[Work request] For the records below, tally the lines that include the word "động" and report the number alone.

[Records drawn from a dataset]
[Start of Attachment]

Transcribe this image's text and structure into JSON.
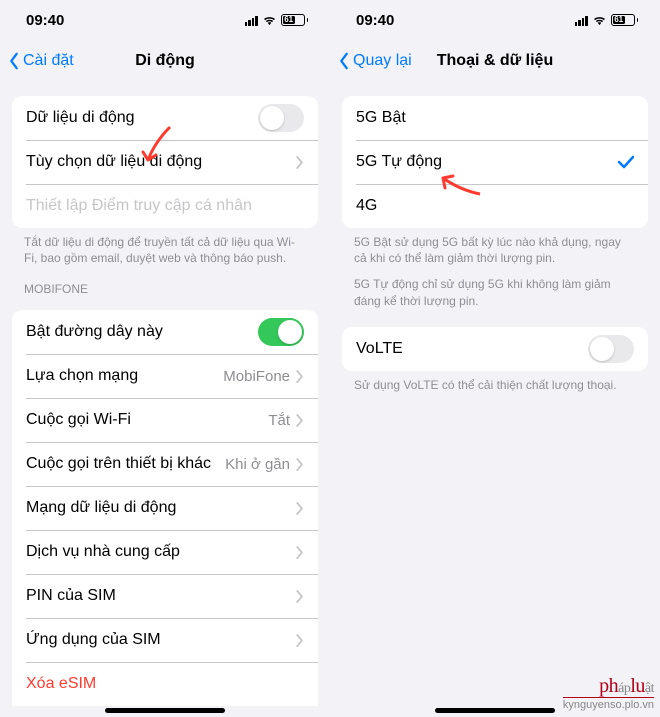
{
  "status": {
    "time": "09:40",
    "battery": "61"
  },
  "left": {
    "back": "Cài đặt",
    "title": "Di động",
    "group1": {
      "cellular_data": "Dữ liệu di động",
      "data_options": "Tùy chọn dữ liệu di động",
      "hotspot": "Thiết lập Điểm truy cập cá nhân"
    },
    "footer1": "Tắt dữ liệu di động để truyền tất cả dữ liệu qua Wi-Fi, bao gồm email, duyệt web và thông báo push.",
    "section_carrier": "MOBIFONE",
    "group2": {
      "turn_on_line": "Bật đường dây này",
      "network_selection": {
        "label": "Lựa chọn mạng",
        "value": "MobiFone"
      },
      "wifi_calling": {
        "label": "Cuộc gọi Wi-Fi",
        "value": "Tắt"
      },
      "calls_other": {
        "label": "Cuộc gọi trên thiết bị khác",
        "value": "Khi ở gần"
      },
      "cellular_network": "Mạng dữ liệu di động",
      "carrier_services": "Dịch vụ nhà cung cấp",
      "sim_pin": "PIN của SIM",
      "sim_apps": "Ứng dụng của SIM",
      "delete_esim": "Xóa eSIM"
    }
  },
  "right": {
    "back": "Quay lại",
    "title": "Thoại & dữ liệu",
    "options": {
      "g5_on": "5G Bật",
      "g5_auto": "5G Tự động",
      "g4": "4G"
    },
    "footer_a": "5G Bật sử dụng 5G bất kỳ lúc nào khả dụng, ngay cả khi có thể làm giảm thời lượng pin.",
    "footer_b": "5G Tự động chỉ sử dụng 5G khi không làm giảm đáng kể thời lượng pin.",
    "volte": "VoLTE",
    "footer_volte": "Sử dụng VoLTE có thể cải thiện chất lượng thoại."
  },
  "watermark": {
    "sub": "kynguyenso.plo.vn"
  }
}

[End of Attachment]

[Task result] 7